◆ EXERCISE REQUIREMENTS
Return all the entries below exactly, except for the images they hold.

(Data extracted from a collection)
****

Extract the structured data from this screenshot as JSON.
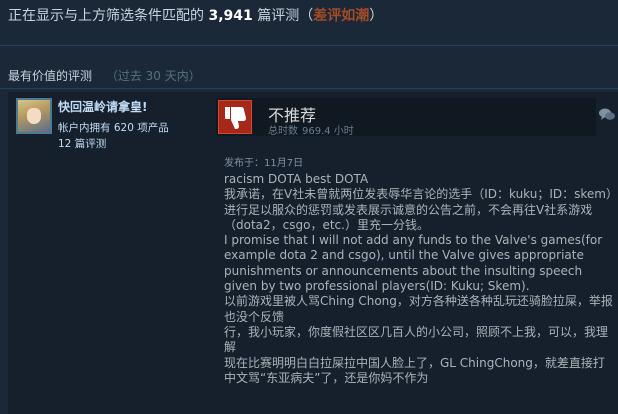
{
  "summary": {
    "prefix": "正在显示与上方筛选条件匹配的",
    "count": "3,941",
    "suffix": "篇评测",
    "open_paren": "（",
    "rating": "差评如潮",
    "close_paren": "）"
  },
  "section": {
    "title": "最有价值的评测",
    "period": "（过去 30 天内）"
  },
  "review": {
    "author_name": "快回温岭请拿皇!",
    "products_owned": "帐户内拥有 620 项产品",
    "review_count": "12 篇评测",
    "recommendation": "不推荐",
    "hours_label": "总时数",
    "hours_value": "969.4 小时",
    "posted_date": "发布于：11月7日",
    "thumb_color": "#a5281a",
    "content_lines": [
      "racism DOTA best DOTA",
      "我承诺，在V社未曾就两位发表辱华言论的选手（ID：kuku；ID：skem）进行足以服众的惩罚或发表展示诚意的公告之前，不会再往V社系游戏（dota2，csgo，etc.）里充一分钱。",
      "I promise that I will not add any funds to the Valve's games(for example dota 2 and csgo), until the Valve gives appropriate punishments or announcements about the insulting speech given by two professional players(ID: Kuku; Skem).",
      "以前游戏里被人骂Ching Chong，对方各种送各种乱玩还骑脸拉屎，举报也没个反馈",
      "行，我小玩家，你度假社区区几百人的小公司，照顾不上我，可以，我理解",
      "现在比赛明明白白拉屎拉中国人脸上了，GL ChingChong，就差直接打中文骂“东亚病夫”了，还是你妈不作为"
    ]
  },
  "icons": {
    "thumb": "thumbs-down-icon",
    "comment": "comment-bubble-icon"
  }
}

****

◆ SOLUTION
Extract the structured data from this screenshot as JSON.
{
  "summary": {
    "prefix": "正在显示与上方筛选条件匹配的",
    "count": "3,941",
    "suffix": "篇评测",
    "open_paren": "（",
    "rating": "差评如潮",
    "close_paren": "）"
  },
  "section": {
    "title": "最有价值的评测",
    "period": "（过去 30 天内）"
  },
  "review": {
    "author_name": "快回温岭请拿皇!",
    "products_owned": "帐户内拥有 620 项产品",
    "review_count": "12 篇评测",
    "recommendation": "不推荐",
    "hours_label": "总时数",
    "hours_value": "969.4 小时",
    "posted_date": "发布于：11月7日",
    "thumb_color": "#a5281a",
    "content_lines": [
      "racism DOTA best DOTA",
      "我承诺，在V社未曾就两位发表辱华言论的选手（ID：kuku；ID：skem）进行足以服众的惩罚或发表展示诚意的公告之前，不会再往V社系游戏（dota2，csgo，etc.）里充一分钱。",
      "I promise that I will not add any funds to the Valve's games(for example dota 2 and csgo), until the Valve gives appropriate punishments or announcements about the insulting speech given by two professional players(ID: Kuku; Skem).",
      "以前游戏里被人骂Ching Chong，对方各种送各种乱玩还骑脸拉屎，举报也没个反馈",
      "行，我小玩家，你度假社区区几百人的小公司，照顾不上我，可以，我理解",
      "现在比赛明明白白拉屎拉中国人脸上了，GL ChingChong，就差直接打中文骂“东亚病夫”了，还是你妈不作为"
    ]
  },
  "icons": {
    "thumb": "thumbs-down-icon",
    "comment": "comment-bubble-icon"
  }
}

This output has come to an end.